» WHAT THE EXERCISE ASKS
Tally the lines below containing "name" and report only the total.

(Beginning of SUPPLIED ENTRIES)

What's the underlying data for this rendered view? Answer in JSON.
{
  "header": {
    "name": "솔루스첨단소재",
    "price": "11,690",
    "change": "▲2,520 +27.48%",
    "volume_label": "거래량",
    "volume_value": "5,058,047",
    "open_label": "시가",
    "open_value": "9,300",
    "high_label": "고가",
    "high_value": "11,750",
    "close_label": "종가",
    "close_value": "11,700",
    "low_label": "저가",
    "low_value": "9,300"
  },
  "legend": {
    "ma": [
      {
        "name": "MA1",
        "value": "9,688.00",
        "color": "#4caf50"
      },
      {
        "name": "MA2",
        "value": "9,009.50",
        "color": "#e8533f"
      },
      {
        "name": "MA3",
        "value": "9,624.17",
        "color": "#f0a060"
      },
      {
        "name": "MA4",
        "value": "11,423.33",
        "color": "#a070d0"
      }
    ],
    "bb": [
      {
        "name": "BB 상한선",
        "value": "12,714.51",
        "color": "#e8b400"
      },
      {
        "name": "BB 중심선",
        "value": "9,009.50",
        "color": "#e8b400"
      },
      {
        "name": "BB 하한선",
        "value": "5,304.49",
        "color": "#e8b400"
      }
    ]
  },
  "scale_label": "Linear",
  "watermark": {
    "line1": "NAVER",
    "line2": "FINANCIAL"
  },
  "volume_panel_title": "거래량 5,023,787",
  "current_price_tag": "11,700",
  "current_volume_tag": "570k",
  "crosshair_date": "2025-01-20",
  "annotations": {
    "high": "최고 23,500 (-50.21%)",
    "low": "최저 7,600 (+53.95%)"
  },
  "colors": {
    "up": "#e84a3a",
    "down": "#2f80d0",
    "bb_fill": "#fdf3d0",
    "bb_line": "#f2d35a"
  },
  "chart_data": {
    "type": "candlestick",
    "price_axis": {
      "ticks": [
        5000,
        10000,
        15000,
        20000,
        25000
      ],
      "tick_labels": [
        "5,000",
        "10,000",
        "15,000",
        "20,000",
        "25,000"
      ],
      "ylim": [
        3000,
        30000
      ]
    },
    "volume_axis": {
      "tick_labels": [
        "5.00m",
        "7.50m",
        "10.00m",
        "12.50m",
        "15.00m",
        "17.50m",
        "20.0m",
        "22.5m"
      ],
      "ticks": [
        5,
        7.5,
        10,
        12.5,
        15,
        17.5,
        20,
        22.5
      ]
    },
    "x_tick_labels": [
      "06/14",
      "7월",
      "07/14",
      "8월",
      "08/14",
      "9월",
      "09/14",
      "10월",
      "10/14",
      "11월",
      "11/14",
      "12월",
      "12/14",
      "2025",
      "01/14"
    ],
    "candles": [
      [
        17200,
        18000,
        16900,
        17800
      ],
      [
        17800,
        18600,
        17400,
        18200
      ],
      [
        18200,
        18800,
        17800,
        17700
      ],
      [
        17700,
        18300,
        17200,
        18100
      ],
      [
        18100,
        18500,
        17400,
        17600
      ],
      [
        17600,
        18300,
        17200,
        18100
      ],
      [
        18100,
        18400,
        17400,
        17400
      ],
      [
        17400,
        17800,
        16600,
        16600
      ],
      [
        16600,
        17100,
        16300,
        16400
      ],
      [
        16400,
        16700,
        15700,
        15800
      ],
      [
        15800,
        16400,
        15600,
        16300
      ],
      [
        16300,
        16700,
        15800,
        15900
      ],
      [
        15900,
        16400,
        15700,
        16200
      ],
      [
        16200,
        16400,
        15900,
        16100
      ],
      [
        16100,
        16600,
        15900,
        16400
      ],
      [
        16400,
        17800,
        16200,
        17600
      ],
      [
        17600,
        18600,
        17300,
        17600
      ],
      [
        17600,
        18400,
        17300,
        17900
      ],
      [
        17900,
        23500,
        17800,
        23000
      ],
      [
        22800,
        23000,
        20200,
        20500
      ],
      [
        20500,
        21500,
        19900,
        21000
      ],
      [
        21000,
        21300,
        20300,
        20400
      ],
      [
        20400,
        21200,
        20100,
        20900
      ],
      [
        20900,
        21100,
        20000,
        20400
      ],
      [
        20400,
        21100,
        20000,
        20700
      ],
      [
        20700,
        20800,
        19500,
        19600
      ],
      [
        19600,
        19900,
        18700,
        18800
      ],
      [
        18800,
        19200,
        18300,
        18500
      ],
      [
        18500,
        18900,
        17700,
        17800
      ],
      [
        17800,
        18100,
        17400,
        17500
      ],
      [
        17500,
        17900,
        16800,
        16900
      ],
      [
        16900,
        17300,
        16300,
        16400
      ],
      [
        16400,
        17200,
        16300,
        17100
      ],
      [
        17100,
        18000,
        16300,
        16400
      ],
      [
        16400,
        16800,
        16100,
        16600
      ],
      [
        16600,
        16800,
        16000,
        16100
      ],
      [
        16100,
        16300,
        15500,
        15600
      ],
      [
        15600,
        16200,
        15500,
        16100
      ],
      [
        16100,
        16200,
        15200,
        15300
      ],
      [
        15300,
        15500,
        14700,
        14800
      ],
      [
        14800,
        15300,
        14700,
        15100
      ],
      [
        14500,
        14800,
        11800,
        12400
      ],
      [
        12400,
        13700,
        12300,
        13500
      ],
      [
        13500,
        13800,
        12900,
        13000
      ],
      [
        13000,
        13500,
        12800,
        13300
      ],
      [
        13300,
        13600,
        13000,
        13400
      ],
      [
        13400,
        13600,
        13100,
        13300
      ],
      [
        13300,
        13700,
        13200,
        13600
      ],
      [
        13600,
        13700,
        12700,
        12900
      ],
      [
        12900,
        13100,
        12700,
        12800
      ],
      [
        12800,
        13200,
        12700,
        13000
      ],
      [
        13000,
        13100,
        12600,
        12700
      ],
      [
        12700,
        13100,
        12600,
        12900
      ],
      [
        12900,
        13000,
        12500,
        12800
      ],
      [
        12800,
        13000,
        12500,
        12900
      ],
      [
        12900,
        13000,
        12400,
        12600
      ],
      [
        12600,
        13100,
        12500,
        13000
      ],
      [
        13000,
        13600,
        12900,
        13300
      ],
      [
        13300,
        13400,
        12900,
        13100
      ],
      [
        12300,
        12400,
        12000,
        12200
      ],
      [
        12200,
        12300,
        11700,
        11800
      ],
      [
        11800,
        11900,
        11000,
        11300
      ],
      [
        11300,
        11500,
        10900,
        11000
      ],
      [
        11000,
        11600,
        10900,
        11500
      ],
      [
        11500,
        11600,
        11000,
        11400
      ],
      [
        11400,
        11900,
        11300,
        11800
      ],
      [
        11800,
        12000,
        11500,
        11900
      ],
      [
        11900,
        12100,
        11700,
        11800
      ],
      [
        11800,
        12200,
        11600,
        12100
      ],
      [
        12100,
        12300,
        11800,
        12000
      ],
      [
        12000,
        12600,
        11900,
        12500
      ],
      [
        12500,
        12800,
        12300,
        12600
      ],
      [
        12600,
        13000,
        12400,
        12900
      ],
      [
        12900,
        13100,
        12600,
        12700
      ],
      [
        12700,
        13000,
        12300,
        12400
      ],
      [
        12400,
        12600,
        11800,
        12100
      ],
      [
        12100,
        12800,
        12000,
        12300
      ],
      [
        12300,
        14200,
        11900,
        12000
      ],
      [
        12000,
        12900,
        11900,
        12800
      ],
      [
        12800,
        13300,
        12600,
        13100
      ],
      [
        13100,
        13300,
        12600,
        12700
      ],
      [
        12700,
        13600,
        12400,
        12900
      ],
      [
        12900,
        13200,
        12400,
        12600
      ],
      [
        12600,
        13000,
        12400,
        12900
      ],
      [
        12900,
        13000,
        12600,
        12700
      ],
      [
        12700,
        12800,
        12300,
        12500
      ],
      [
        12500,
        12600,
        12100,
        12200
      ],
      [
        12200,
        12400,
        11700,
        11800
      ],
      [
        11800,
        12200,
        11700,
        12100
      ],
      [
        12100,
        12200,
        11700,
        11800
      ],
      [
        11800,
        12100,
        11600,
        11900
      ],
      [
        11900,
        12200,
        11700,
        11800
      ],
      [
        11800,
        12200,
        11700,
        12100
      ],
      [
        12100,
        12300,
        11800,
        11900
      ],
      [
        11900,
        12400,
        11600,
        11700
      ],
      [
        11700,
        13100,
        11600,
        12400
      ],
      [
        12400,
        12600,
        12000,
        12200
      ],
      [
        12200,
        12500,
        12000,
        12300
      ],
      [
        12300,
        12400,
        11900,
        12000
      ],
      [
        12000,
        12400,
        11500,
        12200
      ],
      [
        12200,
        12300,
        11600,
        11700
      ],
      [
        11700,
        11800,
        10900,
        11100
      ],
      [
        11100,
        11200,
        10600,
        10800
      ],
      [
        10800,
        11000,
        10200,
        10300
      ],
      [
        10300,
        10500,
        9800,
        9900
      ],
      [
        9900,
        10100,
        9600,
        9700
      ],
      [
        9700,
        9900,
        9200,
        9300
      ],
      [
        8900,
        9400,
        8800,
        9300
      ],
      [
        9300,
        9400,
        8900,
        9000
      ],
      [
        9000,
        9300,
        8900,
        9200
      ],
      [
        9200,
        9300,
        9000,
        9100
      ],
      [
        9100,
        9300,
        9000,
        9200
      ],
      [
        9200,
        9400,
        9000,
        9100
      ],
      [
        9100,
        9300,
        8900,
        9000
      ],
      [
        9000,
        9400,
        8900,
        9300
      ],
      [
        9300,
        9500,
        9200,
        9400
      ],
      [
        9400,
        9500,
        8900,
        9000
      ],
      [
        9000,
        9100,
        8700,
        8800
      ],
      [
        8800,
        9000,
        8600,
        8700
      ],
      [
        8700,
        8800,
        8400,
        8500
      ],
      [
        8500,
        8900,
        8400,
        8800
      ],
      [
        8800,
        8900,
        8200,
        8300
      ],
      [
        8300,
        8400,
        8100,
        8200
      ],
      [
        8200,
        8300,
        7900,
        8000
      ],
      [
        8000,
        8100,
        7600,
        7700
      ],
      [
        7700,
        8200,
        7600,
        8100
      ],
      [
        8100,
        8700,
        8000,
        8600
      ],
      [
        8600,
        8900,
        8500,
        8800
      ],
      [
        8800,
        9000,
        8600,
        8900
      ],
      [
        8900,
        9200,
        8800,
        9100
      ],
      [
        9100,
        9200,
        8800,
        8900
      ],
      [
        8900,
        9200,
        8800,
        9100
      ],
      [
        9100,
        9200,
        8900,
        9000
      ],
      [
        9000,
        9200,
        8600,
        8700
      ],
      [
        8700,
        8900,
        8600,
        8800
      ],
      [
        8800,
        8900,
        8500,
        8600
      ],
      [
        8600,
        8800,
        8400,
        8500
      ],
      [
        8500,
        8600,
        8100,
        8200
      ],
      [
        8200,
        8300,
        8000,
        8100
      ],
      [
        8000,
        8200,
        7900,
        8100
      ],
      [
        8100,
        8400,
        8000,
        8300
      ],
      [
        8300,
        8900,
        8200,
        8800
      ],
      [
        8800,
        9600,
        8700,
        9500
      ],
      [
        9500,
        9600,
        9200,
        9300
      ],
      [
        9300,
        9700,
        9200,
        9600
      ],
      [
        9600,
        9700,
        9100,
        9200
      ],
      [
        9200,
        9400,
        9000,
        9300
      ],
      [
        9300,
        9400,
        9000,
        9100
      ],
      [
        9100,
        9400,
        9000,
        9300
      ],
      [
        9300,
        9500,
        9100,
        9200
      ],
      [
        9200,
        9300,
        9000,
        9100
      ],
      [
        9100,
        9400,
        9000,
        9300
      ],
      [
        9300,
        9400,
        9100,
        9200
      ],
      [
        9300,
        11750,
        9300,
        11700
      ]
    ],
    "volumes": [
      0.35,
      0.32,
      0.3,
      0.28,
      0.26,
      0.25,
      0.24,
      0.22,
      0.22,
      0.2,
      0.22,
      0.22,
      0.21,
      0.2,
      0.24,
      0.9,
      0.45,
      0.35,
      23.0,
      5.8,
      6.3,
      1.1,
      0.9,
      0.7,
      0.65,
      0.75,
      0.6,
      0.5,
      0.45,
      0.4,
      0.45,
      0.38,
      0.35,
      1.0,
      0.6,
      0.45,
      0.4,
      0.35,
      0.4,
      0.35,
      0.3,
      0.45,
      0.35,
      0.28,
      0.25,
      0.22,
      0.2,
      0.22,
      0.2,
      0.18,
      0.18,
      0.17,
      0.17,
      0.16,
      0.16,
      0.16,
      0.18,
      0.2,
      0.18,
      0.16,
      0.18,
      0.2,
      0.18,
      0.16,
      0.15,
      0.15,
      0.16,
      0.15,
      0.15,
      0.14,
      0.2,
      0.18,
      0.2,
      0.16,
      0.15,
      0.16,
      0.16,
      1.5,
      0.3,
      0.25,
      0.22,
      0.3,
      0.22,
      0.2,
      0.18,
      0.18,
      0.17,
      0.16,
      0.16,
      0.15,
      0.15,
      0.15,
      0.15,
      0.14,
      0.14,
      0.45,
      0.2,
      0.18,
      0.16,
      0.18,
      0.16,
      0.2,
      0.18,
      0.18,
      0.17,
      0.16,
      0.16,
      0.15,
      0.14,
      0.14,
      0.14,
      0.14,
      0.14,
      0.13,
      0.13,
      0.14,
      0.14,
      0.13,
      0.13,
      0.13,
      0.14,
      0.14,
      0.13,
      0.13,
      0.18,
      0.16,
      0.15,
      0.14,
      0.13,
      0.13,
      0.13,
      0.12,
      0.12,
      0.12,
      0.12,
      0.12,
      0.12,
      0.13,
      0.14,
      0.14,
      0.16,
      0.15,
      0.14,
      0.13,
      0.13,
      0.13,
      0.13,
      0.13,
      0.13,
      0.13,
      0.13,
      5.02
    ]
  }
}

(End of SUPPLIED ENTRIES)

» EXERCISE RESPONSE
8